‘Seriously Red’ Film Review: Shy Woman Becomes Her Best Self by Impersonating Dolly Parton

SXSW 2022: Krew Boylan co-writes and stars in this insightful comedy about becoming yourself by pretending to be someone else

Seriously Red
Kane Skennar/SXSW

Dolly Parton is a great American, but she’s big in Australia, too, and she means the world to the heroine of “Seriously Red,” a deceptively modest vehicle for Krew Boylan, who plays the lead here and also wrote the script.

What starts out as a crowd-pleaser about an awkward woman who becomes a Dolly impersonator gradually reveals itself as a fairly serious examination of how confidence can be gained through such impersonation, but only up to a point.

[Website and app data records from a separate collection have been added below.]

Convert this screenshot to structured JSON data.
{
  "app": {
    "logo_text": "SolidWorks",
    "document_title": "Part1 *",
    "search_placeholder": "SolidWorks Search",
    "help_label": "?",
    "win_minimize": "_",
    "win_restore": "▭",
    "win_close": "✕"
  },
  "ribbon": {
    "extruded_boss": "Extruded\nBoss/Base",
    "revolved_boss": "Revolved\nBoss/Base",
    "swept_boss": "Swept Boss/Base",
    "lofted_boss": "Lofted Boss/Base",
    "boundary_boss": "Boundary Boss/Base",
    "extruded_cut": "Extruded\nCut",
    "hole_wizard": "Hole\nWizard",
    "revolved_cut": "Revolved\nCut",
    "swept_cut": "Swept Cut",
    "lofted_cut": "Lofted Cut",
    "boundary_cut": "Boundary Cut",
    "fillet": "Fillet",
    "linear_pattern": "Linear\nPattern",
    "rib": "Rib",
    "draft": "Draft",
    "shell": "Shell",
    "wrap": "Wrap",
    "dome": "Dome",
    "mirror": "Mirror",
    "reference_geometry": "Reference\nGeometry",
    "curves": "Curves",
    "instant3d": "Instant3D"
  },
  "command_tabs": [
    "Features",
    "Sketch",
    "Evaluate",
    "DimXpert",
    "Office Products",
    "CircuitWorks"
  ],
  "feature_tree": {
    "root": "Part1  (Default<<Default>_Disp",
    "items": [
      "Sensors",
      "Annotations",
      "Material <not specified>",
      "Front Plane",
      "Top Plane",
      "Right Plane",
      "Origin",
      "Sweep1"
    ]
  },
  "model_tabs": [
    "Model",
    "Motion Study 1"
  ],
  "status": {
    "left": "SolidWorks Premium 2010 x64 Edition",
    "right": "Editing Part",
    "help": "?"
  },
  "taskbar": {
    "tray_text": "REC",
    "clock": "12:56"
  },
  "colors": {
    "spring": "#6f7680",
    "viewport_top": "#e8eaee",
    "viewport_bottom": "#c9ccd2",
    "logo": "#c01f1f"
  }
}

Boylan and her director Gracie Otto (the 2021 documentary “Under the Volcano”) truly love Parton, and “Seriously Red” is studded with Dolly quotes, both in dialogue form and in on-screen title cards. “Storms make trees take deeper roots,” quotes Boylan’s Red, a good-hearted but rather lost woman who is living in her mother’s garage and floundering at her current job in finance. Jobs never seem to last long for Red, who has never figured out just who she is or should be.

“Find out who you are, and do it on purpose,” reads a Dolly quote spelled out for us on screen, and “Seriously Red” is about that process for its main character, who loses her latest gig after getting drunk and handsy at a company party. When she is sober, Red can be prudish; at one point she actually says, “I want to be taken seriously, for swear-word’s sake,” unable to actually use a swear word herself.

One of the more curious aspects of “Seriously Red” is its evolving treatment of the character of Francis (Thomas Campbell, “Love and Monsters”), who has been a supporter of Red’s for a very long time. In a moment of desperation after losing her job, Red tells her judgmental mother that she is dating Francis, but he has all the movie signifiers of Gay Best Friend of Heroine — he helps Red try on Dolly wigs and even tries one on himself, and he has a poster up in his apartment of the campy Glynis Johns movie “The Weak and the Wicked.”

For most of this movie, Francis seems like the old-fashioned gay character who exists only to listen to the problems of his best female pal. When Red asks Francis what star he would like to be himself, he says that he would actually like to be Red, and then Francis does a spot-on impersonation of her insecure way of talking. The goalposts keep moving with this character until late in the film, when he shows up at a dinner with a female date, and suddenly we are made to realize that this on-the-surface Gay Best Friend is actually a straight best friend, who would like to be the lover of the heroine if he only had the nerve.

When Red gets up and sings a version of Dolly’s hit “9 to 5,” she doesn’t sound too much like Parton, and she seems very unhappy. But as “Seriously Red” goes on, and Red starts to do a serious Dolly impersonation at clubs, Boylan starts to sound more and more like Dolly herself when she sings, putting a little quiver into her voice. Boylan’s Red even gets breast implants to look more like her idol, a process that the movie regards very ambivalently.

Red auditions to be Dolly in a show with a very hunky Kenny Rogers impersonator (Daniel Webber, who previously played Vince Neil in the Motley Crue biopic “The Dirt”), and she gets the job and also starts an affair with him. We see something of the world of impersonators here, performers who do the only-first-name-needed divas: Marilyn, Liz, Barbra, Tina, Liza. Real-life couple Rose Byrne and Bobby Cannavale also make appearances as an impersonator of Elvis (Byrne) and a former impersonator of Neil Diamond (Cannavale), but they are here strictly as foils for Boylan’s Red.

The surprising thing about the lightly comic “Seriously Red” is that it winds up being serious about its subject. There comes a moment towards the end when Boylan’s Red is talking about why she impersonates Dolly and she says, “I just wanted that feeling that everyone else looks like they’re having… you know, that they’re respected.” Her voice trails off, and then Red crosses her eyes slightly, as if she feels the need to be a clown for a moment because she has just been about as vulnerable and truthful as a person can be, and that goes double for Boylan herself, who has clearly put thought into what she wants this movie to say.

The result is touching precisely because Boylan does not aggressively ask for sympathy for her character. She earns it by being fair, sensitive and honest as a performer but especially as a writer, dealing with what major artists like Dolly can mean to individuals who are looking for the courage to be their best possible self.

“Seriously Red” makes its world premiere at the 2022 SXSW Film Festival.